Statistical arbitrage

Also referred to as ‘stats arb’ strategy, it is a subset of mean reversion strategy.

Most algorithms for this strategy are designed to exploit statistical mispricing or price inefficiencies of one or more assets. That is why the strategy involves complex quantitative models and requires substantial computational power.

The most popular form of this strategy is pairs trading. It is used to trade the differentials between two markets or assets. A long position is taken in one asset; at the same time, an equal-sized short position is taken in another asset.

Iceberging

Usually employed by large financial institutions, the strategy involves breaking one very large forex trade into many smaller positions.

The algorithm for this strategy executes trades under different brokers at different times so as to mask the actual volume from other market participants.

Retail traders who are trying to keep track of a financial institution’s trading volume are thus only able to see ‘the tip of the iceberg’. This strategy also enables the financial institution to trade under normal market conditions and avoid sudden price fluctuations.

Stealth

Because of the common occurrence of iceberging in the past few years, hardcore market watchers have created a strategy to overcome obstacles posed by financial institutions.

An algorithm for stealth trading strategy is able to covertly piece all the small trades by financial institutions and reveal the actual market player behind the trades.

Once the market player has been revealed by the algorithm, traders using this platform can respond in a manner favourable to themselves. 

Market-making

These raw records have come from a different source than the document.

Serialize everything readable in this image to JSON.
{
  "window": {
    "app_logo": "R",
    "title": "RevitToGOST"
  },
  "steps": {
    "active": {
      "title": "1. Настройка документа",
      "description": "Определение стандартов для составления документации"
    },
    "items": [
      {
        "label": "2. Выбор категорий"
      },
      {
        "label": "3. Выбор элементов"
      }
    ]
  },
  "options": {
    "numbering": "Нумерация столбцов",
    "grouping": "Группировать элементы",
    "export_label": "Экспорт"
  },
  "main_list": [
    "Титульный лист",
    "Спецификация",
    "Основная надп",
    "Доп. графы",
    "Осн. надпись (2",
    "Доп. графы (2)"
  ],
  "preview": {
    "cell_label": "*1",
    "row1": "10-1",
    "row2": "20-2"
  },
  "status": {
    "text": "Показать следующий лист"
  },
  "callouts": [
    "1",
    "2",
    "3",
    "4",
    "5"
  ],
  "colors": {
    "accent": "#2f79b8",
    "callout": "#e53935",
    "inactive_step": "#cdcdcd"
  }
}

The algorithm for the market-making strategy aims to supply the market with buy and sell price quotes. In other words, instead of responding to market trends, it facilitates the creation of a market by quoting prices. 

Aside from that, it is also used for matching buy-sell orders and capturing spreads.

Machine learning AI

A relatively new form of algo trading, it utilises machine learning and artificial intelligence (AI). The benefit is that by parsing in huge quantities of data, the algorithm will be able to pick out less obvious attributes that may be profitable. 

In some cases, the outcome of these attributes found can be fed back into the algorithm, allowing it to ‘remember’ and ‘learn’ from its trades done. This will then enable the algorithm to update itself on what has and has not been working.

Conclusion

The list above represents some of the most common types of forex algorithmic trading strategies. Unfortunately, many of them will be difficult to implement, especially for retail traders with limited knowledge and market access.

Individual traders may also find it hard to compete with large financial institutions which have far larger capital, resources, knowledge and latency in trading.

As such, individual traders may fare better by trading in niche markets, or by consolidating their trading through investment funds which employ algorithms to trade the forex market.

Salzworth has a team of highly experienced and well-trained professionals with decades of experience in the global forex scene. We are a registered fund management company in Singapore managing funds with a variety of asset classes, including currency markets.

Our Salzworth Global Currency Fund focuses on currency markets, specifically FX spot trading in G10 currencies with CFDs. Through this fund, we employ a diversified set of profitable algorithmic trading systems to deliver above industry average risk-adjusted returns for our clients.

Contact us today for a discussion on how we can help you to multiply your investment returns.

Other related articles:

Ashli Koe

<b>Director, FX Algorithmic Trading</b> <br /><br /> For the past decade, Ashli has accumulated diverse work experiences in the banking and finance industry. Prior to joining Salzworth, she served as the COO for a Forex brokerage, and co-managed a consultancy firm advising on fund management structuring and trade signal provisioning. <br /><br /> With her wealth of experience, Ashli is focused in expanding Salzworth’s corporate and institutional partnerships. Ashli heads the Salzworth FX team and manages the Salzworth Global Currency Fund which aims to deliver double-digit absolute returns for investors. <br /><br /> <a href="https://salzworth.com/our-team#ashli" target="_blank" rel="noopener">More information about Ashli Koe</a>